WORK ITEM »
Print every line below exactly as written, but leave the pictures behind.

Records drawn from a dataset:
________

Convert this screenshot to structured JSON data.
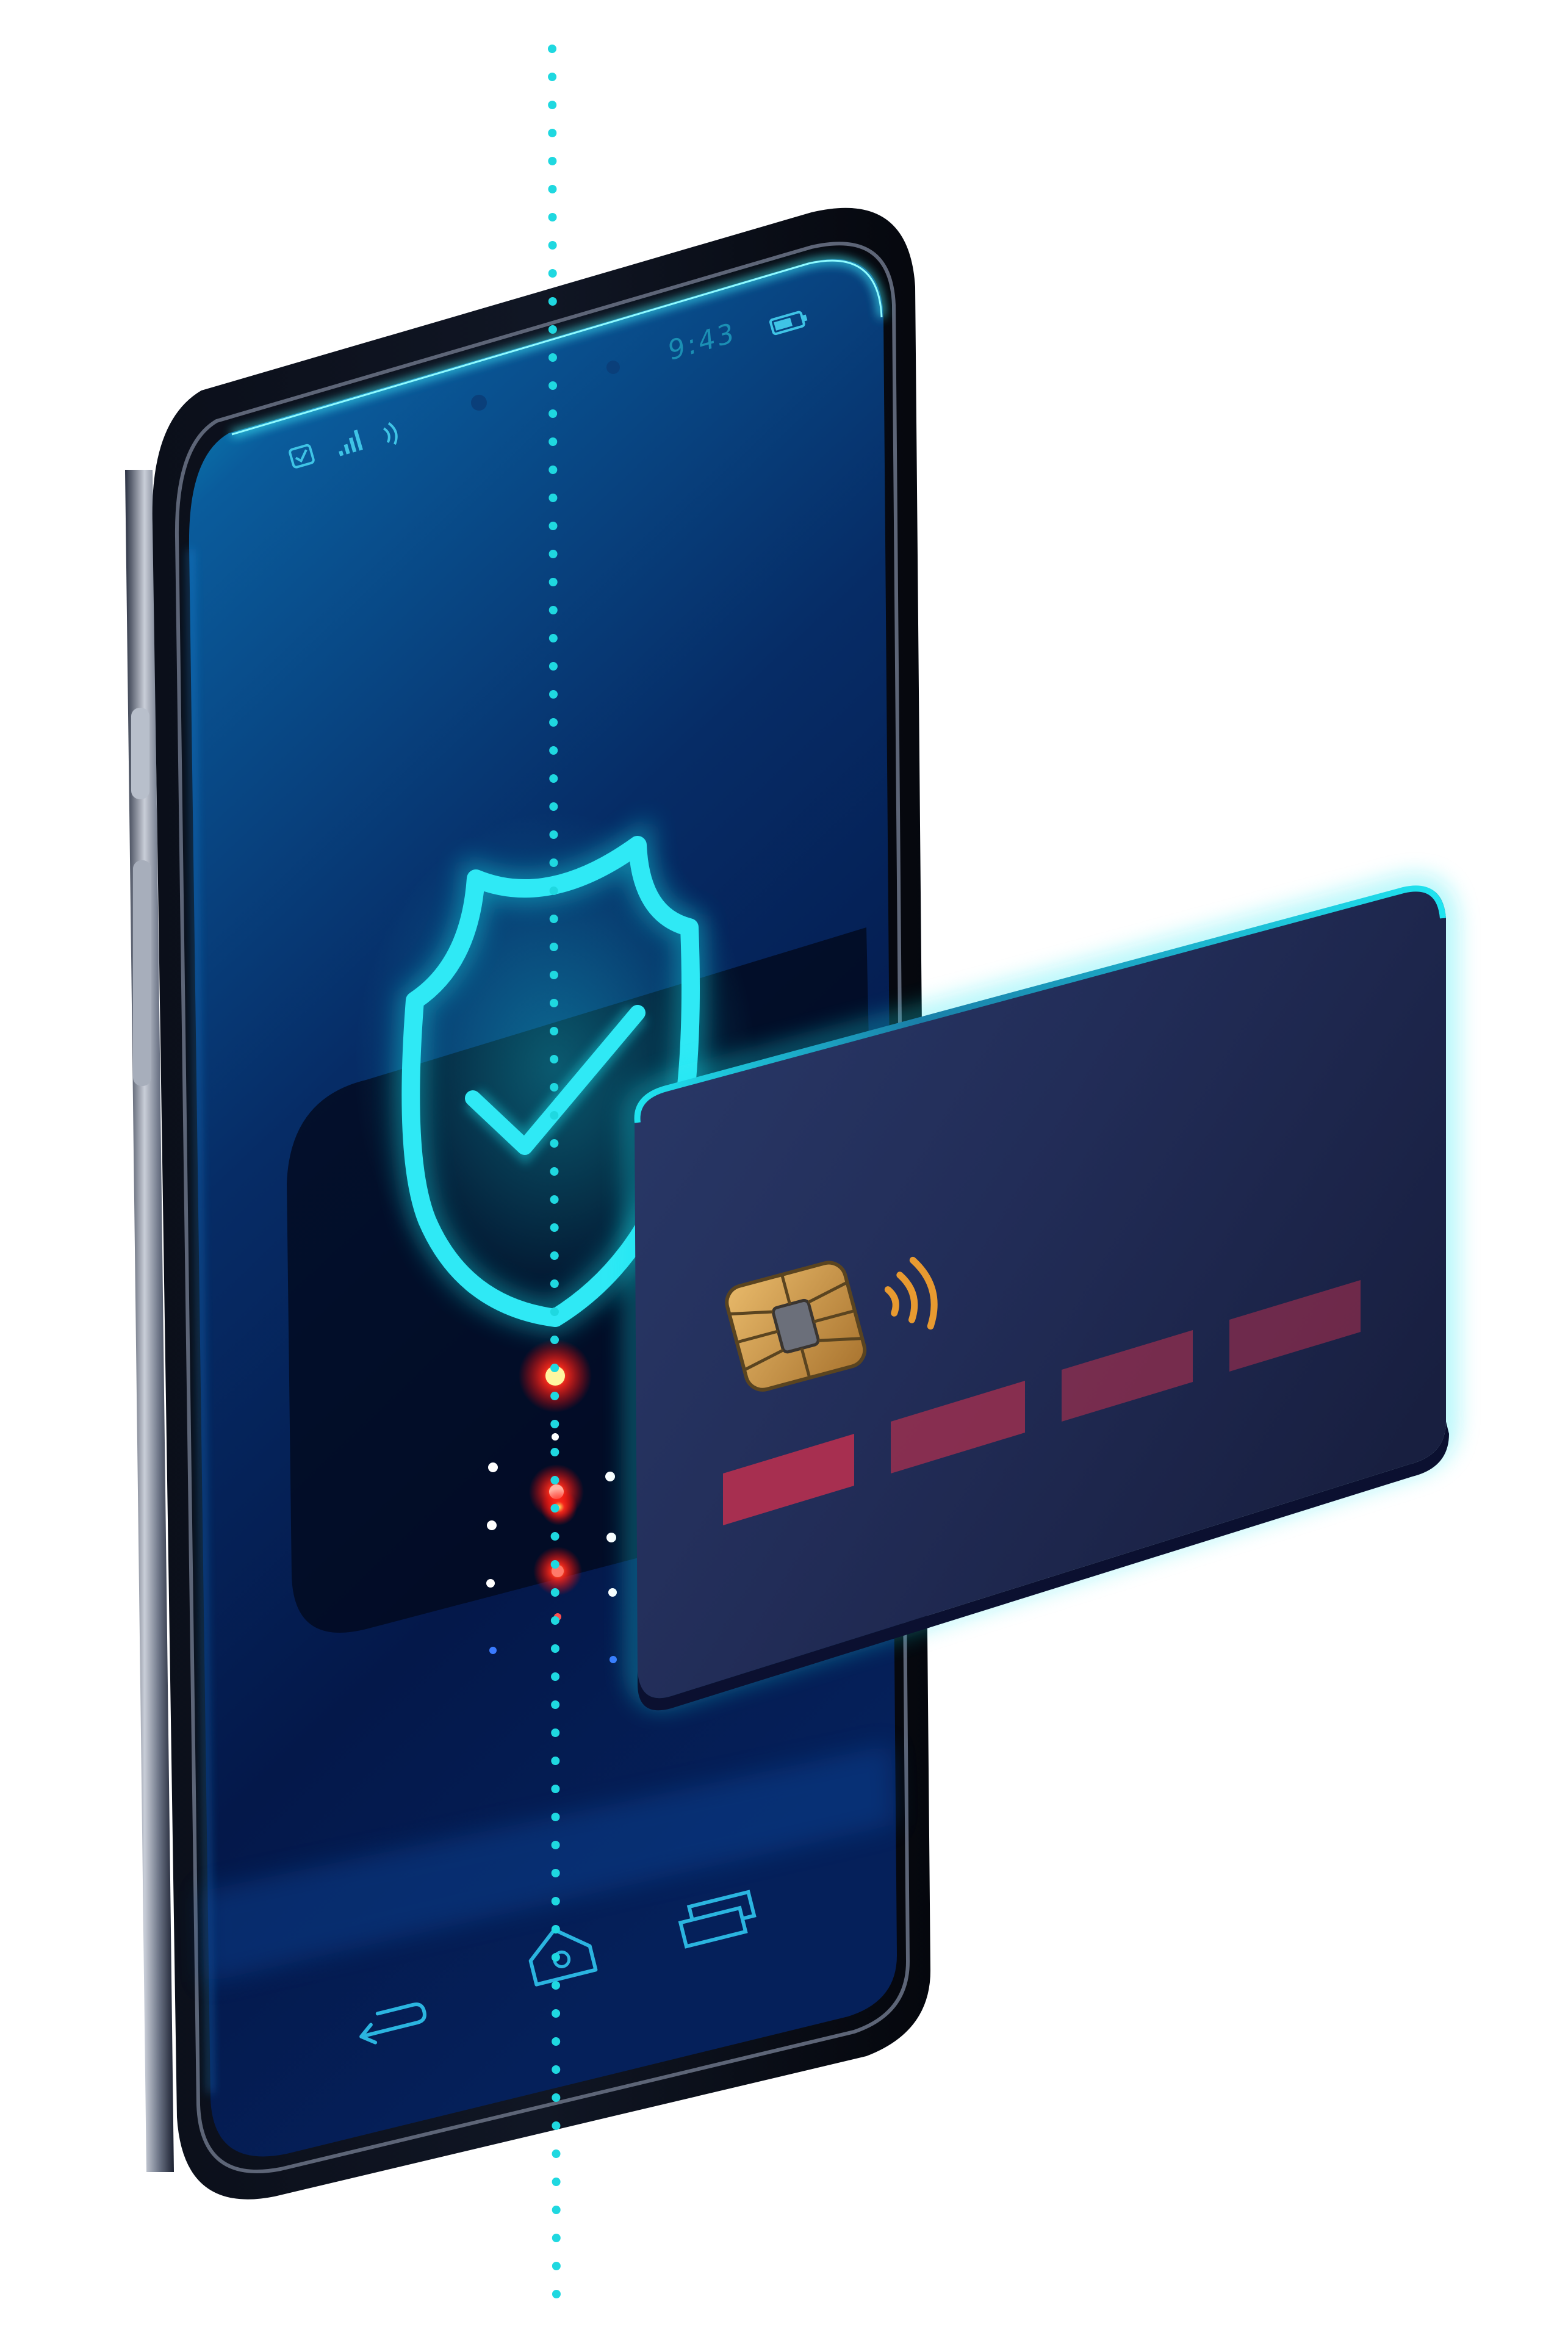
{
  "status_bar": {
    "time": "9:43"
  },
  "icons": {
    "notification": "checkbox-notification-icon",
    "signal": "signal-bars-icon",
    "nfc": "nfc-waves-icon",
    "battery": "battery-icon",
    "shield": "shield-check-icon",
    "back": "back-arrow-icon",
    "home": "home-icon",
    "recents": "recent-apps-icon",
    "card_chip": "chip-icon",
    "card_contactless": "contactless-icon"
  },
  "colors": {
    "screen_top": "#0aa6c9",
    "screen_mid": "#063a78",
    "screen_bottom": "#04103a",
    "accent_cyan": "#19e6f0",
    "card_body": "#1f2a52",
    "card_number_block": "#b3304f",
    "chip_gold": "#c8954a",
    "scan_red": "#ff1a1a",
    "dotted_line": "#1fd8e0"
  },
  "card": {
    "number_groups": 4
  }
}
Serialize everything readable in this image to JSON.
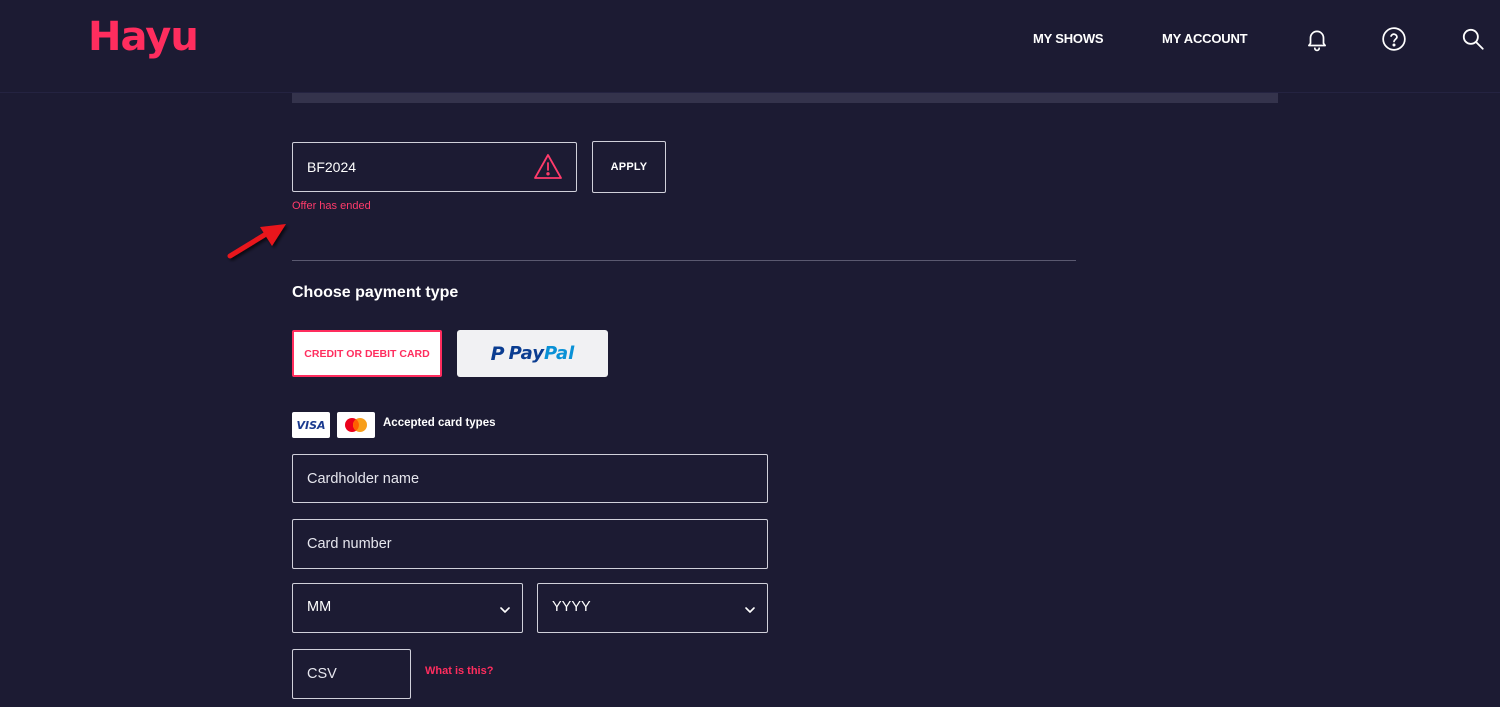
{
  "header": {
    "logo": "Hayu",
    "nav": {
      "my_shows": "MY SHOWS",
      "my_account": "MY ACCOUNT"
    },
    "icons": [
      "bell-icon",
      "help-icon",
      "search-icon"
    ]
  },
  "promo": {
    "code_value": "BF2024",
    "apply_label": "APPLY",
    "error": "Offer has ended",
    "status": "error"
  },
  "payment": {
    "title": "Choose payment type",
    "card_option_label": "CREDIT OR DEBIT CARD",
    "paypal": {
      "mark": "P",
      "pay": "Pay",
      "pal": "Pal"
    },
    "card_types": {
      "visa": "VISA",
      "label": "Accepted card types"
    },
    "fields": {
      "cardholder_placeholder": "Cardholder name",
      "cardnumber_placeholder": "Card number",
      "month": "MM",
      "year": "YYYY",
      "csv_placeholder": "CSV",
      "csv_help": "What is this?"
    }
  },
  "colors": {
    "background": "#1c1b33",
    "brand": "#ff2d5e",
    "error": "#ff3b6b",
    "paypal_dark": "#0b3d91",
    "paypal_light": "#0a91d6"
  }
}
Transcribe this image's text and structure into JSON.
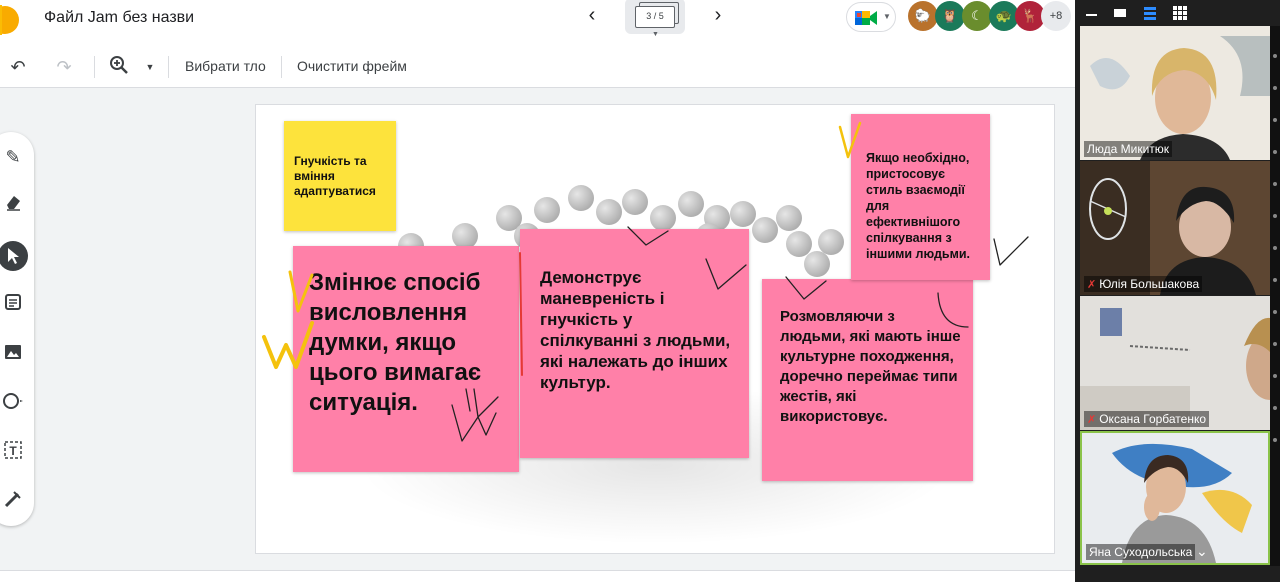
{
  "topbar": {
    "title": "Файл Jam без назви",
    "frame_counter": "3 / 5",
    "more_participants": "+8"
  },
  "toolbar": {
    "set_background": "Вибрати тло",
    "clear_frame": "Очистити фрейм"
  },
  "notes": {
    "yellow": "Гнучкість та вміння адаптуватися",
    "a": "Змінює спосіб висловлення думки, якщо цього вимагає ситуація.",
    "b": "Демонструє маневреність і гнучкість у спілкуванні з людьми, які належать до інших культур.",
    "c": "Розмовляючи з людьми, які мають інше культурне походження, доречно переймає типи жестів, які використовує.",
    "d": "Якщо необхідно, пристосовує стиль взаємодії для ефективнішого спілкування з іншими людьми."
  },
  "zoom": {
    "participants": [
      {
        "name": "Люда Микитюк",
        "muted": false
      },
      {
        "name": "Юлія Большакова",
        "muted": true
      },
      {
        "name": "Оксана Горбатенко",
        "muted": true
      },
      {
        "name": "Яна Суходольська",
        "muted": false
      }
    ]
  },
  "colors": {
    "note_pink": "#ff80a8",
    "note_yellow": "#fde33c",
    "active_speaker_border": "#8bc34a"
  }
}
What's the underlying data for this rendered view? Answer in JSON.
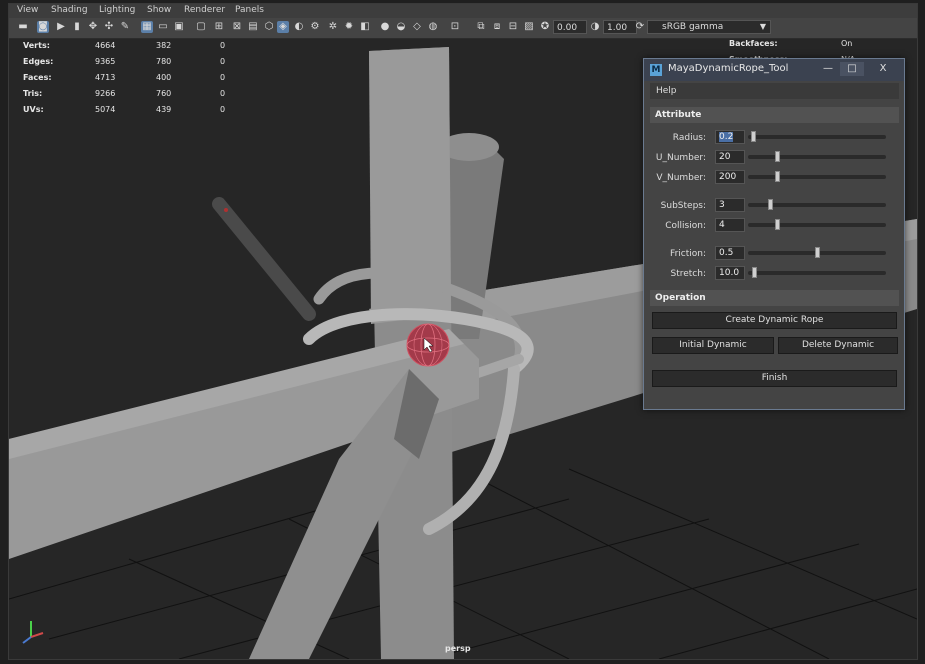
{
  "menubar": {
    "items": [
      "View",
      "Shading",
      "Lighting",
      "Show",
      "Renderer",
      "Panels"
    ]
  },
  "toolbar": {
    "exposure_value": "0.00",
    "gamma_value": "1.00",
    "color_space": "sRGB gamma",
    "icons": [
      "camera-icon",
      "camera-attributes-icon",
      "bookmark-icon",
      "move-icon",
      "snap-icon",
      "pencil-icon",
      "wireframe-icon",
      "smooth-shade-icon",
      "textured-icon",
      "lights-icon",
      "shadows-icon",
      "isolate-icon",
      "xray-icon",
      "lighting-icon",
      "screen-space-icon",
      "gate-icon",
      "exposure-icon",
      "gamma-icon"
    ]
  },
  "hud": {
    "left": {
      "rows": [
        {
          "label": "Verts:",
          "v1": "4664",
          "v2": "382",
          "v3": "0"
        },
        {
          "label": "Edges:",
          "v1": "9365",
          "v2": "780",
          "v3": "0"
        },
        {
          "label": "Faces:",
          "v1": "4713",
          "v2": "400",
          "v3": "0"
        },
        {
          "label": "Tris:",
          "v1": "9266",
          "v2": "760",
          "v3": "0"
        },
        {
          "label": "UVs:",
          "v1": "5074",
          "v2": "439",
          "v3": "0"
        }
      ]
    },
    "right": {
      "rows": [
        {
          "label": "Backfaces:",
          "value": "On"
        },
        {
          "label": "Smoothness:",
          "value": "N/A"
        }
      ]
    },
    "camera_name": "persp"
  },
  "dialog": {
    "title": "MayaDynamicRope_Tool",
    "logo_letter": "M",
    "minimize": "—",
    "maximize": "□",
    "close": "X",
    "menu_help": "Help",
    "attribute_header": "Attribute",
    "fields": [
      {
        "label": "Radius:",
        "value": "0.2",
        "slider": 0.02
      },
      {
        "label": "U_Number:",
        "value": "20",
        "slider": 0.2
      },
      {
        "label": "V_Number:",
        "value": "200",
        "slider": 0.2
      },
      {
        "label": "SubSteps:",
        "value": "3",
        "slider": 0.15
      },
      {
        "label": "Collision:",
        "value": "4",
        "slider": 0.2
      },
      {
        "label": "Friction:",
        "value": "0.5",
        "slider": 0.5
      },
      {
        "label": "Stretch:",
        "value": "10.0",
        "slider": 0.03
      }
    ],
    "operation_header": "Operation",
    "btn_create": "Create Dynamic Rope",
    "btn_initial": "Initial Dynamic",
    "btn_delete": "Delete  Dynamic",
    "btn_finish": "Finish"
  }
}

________

ANSWER SECTION »
Convert this screenshot to structured JSON data.
{
  "status_bar": {
    "time": "9:43"
  },
  "icons": {
    "notification": "checkbox-notification-icon",
    "signal": "signal-bars-icon",
    "nfc": "nfc-waves-icon",
    "battery": "battery-icon",
    "shield": "shield-check-icon",
    "back": "back-arrow-icon",
    "home": "home-icon",
    "recents": "recent-apps-icon",
    "card_chip": "chip-icon",
    "card_contactless": "contactless-icon"
  },
  "colors": {
    "screen_top": "#0aa6c9",
    "screen_mid": "#063a78",
    "screen_bottom": "#04103a",
    "accent_cyan": "#19e6f0",
    "card_body": "#1f2a52",
    "card_number_block": "#b3304f",
    "chip_gold": "#c8954a",
    "scan_red": "#ff1a1a",
    "dotted_line": "#1fd8e0"
  },
  "card": {
    "number_groups": 4
  }
}
Serialize everything readable in this image to JSON.
{
  "header": {
    "logo": "Hayu",
    "nav": {
      "my_shows": "MY SHOWS",
      "my_account": "MY ACCOUNT"
    },
    "icons": [
      "bell-icon",
      "help-icon",
      "search-icon"
    ]
  },
  "promo": {
    "code_value": "BF2024",
    "apply_label": "APPLY",
    "error": "Offer has ended",
    "status": "error"
  },
  "payment": {
    "title": "Choose payment type",
    "card_option_label": "CREDIT OR DEBIT CARD",
    "paypal": {
      "mark": "P",
      "pay": "Pay",
      "pal": "Pal"
    },
    "card_types": {
      "visa": "VISA",
      "label": "Accepted card types"
    },
    "fields": {
      "cardholder_placeholder": "Cardholder name",
      "cardnumber_placeholder": "Card number",
      "month": "MM",
      "year": "YYYY",
      "csv_placeholder": "CSV",
      "csv_help": "What is this?"
    }
  },
  "colors": {
    "background": "#1c1b33",
    "brand": "#ff2d5e",
    "error": "#ff3b6b",
    "paypal_dark": "#0b3d91",
    "paypal_light": "#0a91d6"
  }
}
Transcribe this image's text and structure into JSON.
{
  "topbar": {
    "title": "Файл Jam без назви",
    "frame_counter": "3 / 5",
    "more_participants": "+8"
  },
  "toolbar": {
    "set_background": "Вибрати тло",
    "clear_frame": "Очистити фрейм"
  },
  "notes": {
    "yellow": "Гнучкість та вміння адаптуватися",
    "a": "Змінює спосіб висловлення думки, якщо цього вимагає ситуація.",
    "b": "Демонструє маневреність і гнучкість у спілкуванні з людьми, які належать до інших культур.",
    "c": "Розмовляючи з людьми, які мають інше культурне походження, доречно переймає типи жестів, які використовує.",
    "d": "Якщо необхідно, пристосовує стиль взаємодії для ефективнішого спілкування з іншими людьми."
  },
  "zoom": {
    "participants": [
      {
        "name": "Люда Микитюк",
        "muted": false
      },
      {
        "name": "Юлія Большакова",
        "muted": true
      },
      {
        "name": "Оксана Горбатенко",
        "muted": true
      },
      {
        "name": "Яна Суходольська",
        "muted": false
      }
    ]
  },
  "colors": {
    "note_pink": "#ff80a8",
    "note_yellow": "#fde33c",
    "active_speaker_border": "#8bc34a"
  }
}
What's the underlying data for this rendered view? Answer in JSON.
{
  "menubar": {
    "items": [
      "View",
      "Shading",
      "Lighting",
      "Show",
      "Renderer",
      "Panels"
    ]
  },
  "toolbar": {
    "exposure_value": "0.00",
    "gamma_value": "1.00",
    "color_space": "sRGB gamma",
    "icons": [
      "camera-icon",
      "camera-attributes-icon",
      "bookmark-icon",
      "move-icon",
      "snap-icon",
      "pencil-icon",
      "wireframe-icon",
      "smooth-shade-icon",
      "textured-icon",
      "lights-icon",
      "shadows-icon",
      "isolate-icon",
      "xray-icon",
      "lighting-icon",
      "screen-space-icon",
      "gate-icon",
      "exposure-icon",
      "gamma-icon"
    ]
  },
  "hud": {
    "left": {
      "rows": [
        {
          "label": "Verts:",
          "v1": "4664",
          "v2": "382",
          "v3": "0"
        },
        {
          "label": "Edges:",
          "v1": "9365",
          "v2": "780",
          "v3": "0"
        },
        {
          "label": "Faces:",
          "v1": "4713",
          "v2": "400",
          "v3": "0"
        },
        {
          "label": "Tris:",
          "v1": "9266",
          "v2": "760",
          "v3": "0"
        },
        {
          "label": "UVs:",
          "v1": "5074",
          "v2": "439",
          "v3": "0"
        }
      ]
    },
    "right": {
      "rows": [
        {
          "label": "Backfaces:",
          "value": "On"
        },
        {
          "label": "Smoothness:",
          "value": "N/A"
        }
      ]
    },
    "camera_name": "persp"
  },
  "dialog": {
    "title": "MayaDynamicRope_Tool",
    "logo_letter": "M",
    "minimize": "—",
    "maximize": "□",
    "close": "X",
    "menu_help": "Help",
    "attribute_header": "Attribute",
    "fields": [
      {
        "label": "Radius:",
        "value": "0.2",
        "slider": 0.02
      },
      {
        "label": "U_Number:",
        "value": "20",
        "slider": 0.2
      },
      {
        "label": "V_Number:",
        "value": "200",
        "slider": 0.2
      },
      {
        "label": "SubSteps:",
        "value": "3",
        "slider": 0.15
      },
      {
        "label": "Collision:",
        "value": "4",
        "slider": 0.2
      },
      {
        "label": "Friction:",
        "value": "0.5",
        "slider": 0.5
      },
      {
        "label": "Stretch:",
        "value": "10.0",
        "slider": 0.03
      }
    ],
    "operation_header": "Operation",
    "btn_create": "Create Dynamic Rope",
    "btn_initial": "Initial Dynamic",
    "btn_delete": "Delete  Dynamic",
    "btn_finish": "Finish"
  }
}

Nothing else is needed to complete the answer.